WORK INSTRUCTIONS:
The job is to find each line in the entries holding the string "title" and copy that line.

RECORDS TO USE:
#####

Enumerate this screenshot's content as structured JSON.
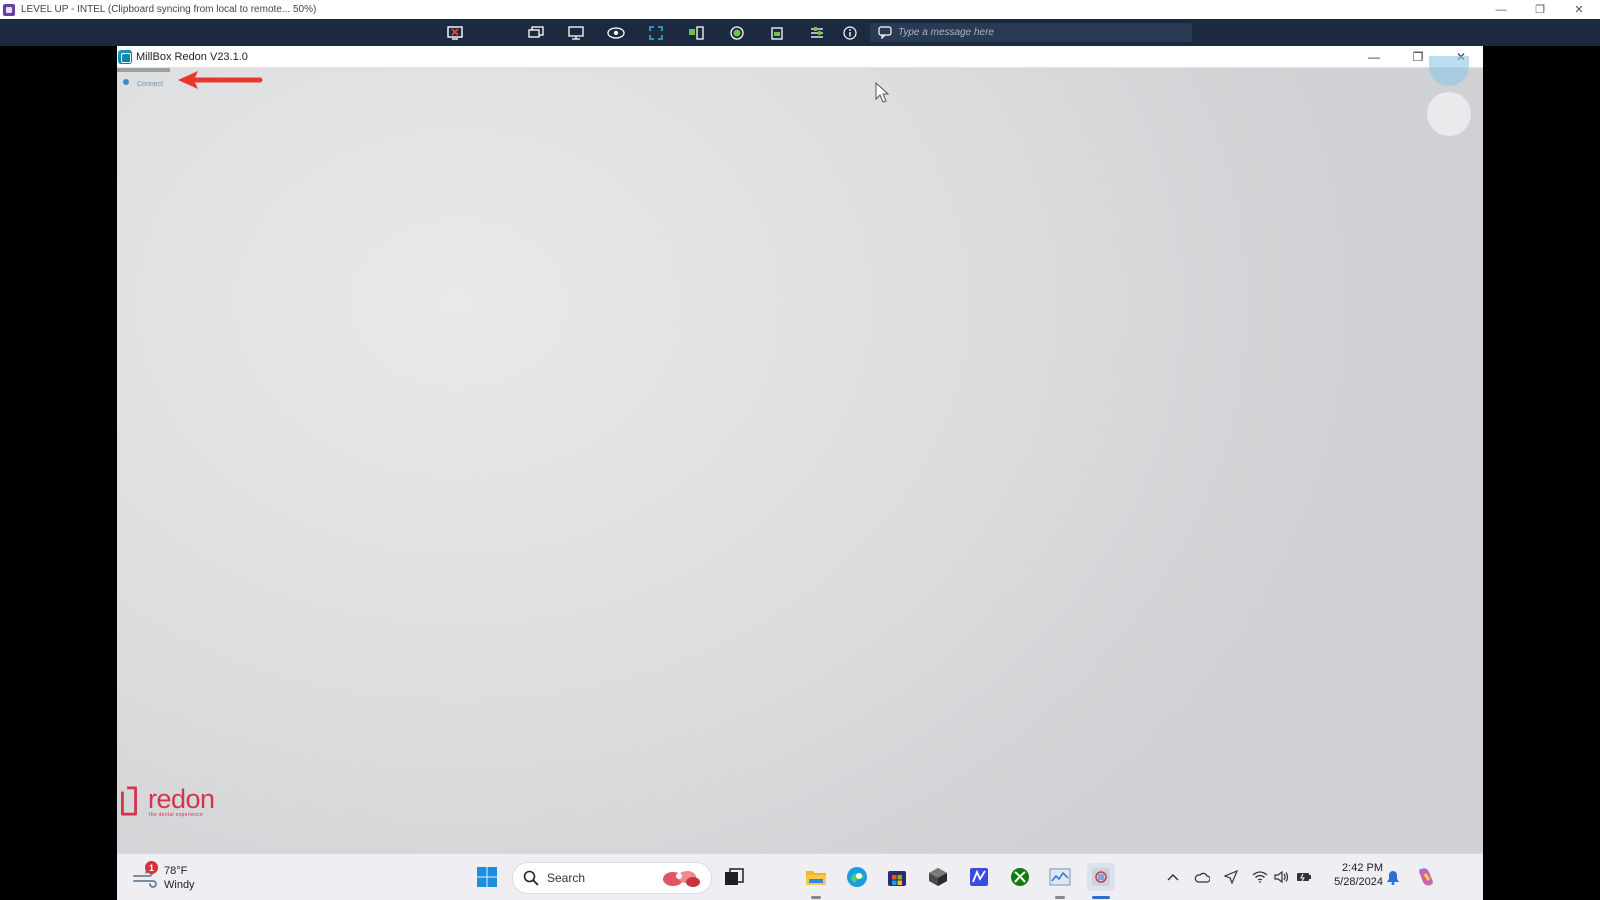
{
  "host": {
    "title": "LEVEL UP - INTEL (Clipboard syncing from local to remote... 50%)",
    "minimize_glyph": "—",
    "restore_glyph": "❐",
    "close_glyph": "✕"
  },
  "toolbar": {
    "message_placeholder": "Type a message here"
  },
  "remote_window": {
    "title": "MillBox Redon V23.1.0",
    "minimize_glyph": "—",
    "restore_glyph": "❐",
    "close_glyph": "✕"
  },
  "content": {
    "tiny_label": "Connect"
  },
  "logo": {
    "word": "redon",
    "tagline": "the dental experience"
  },
  "taskbar": {
    "weather": {
      "badge": "1",
      "temp": "78°F",
      "condition": "Windy"
    },
    "search_label": "Search",
    "clock": {
      "time": "2:42 PM",
      "date": "5/28/2024"
    }
  },
  "colors": {
    "toolbar_bg": "#1b2a3f",
    "accent_red": "#d7344a",
    "arrow_red": "#e8372d",
    "taskbar_bg": "#eeeef3"
  }
}
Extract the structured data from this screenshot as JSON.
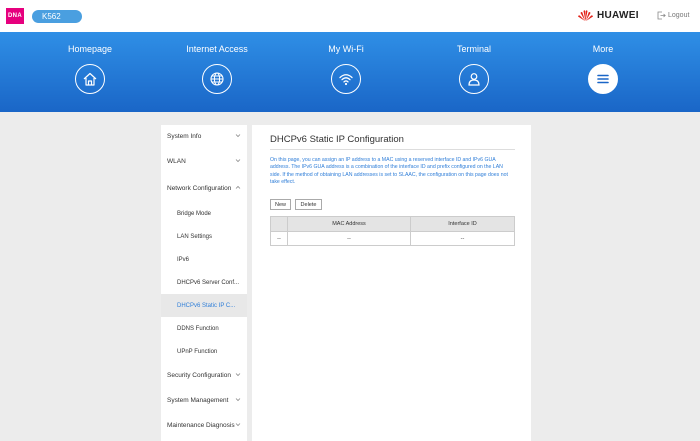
{
  "topbar": {
    "dna_logo": "DNA",
    "model": "K562",
    "brand": "HUAWEI",
    "logout": "Logout",
    "accent": "#4a9fe0",
    "brand_red": "#e2231a"
  },
  "nav": {
    "items": [
      {
        "label": "Homepage",
        "icon": "home-icon"
      },
      {
        "label": "Internet Access",
        "icon": "globe-icon"
      },
      {
        "label": "My Wi-Fi",
        "icon": "wifi-icon"
      },
      {
        "label": "Terminal",
        "icon": "user-icon"
      },
      {
        "label": "More",
        "icon": "menu-icon",
        "active": true
      }
    ],
    "gradient_top": "#2f8fe6",
    "gradient_bottom": "#1a66c7"
  },
  "sidebar": {
    "items": [
      {
        "label": "System Info",
        "level": "top",
        "chevron": "down"
      },
      {
        "label": "WLAN",
        "level": "top",
        "chevron": "down"
      },
      {
        "label": "Network Configuration",
        "level": "top",
        "chevron": "up"
      },
      {
        "label": "Bridge Mode",
        "level": "sub"
      },
      {
        "label": "LAN Settings",
        "level": "sub"
      },
      {
        "label": "IPv6",
        "level": "sub"
      },
      {
        "label": "DHCPv6 Server Conf...",
        "level": "sub"
      },
      {
        "label": "DHCPv6 Static IP C...",
        "level": "sub",
        "selected": true
      },
      {
        "label": "DDNS Function",
        "level": "sub"
      },
      {
        "label": "UPnP Function",
        "level": "sub"
      },
      {
        "label": "Security Configuration",
        "level": "top",
        "chevron": "down"
      },
      {
        "label": "System Management",
        "level": "top",
        "chevron": "down"
      },
      {
        "label": "Maintenance Diagnosis",
        "level": "top",
        "chevron": "down"
      }
    ]
  },
  "main": {
    "title": "DHCPv6 Static IP Configuration",
    "description": "On this page, you can assign an IP address to a MAC using a reserved interface ID and IPv6 GUA address. The IPv6 GUA address is a combination of the interface ID and prefix configured on the LAN side. If the method of obtaining LAN addresses is set to SLAAC, the configuration on this page does not take effect.",
    "buttons": {
      "new": "New",
      "delete": "Delete"
    },
    "table": {
      "columns": [
        "",
        "MAC Address",
        "Interface ID"
      ],
      "rows": [
        [
          "--",
          "--",
          "--"
        ]
      ]
    }
  }
}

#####

YOUR RESPONSE:
    "title": "LEVEL UP - INTEL (Clipboard syncing from local to remote... 50%)",
    "title": "MillBox Redon V23.1.0",
    "title": "DHCPv6 Static IP Configuration",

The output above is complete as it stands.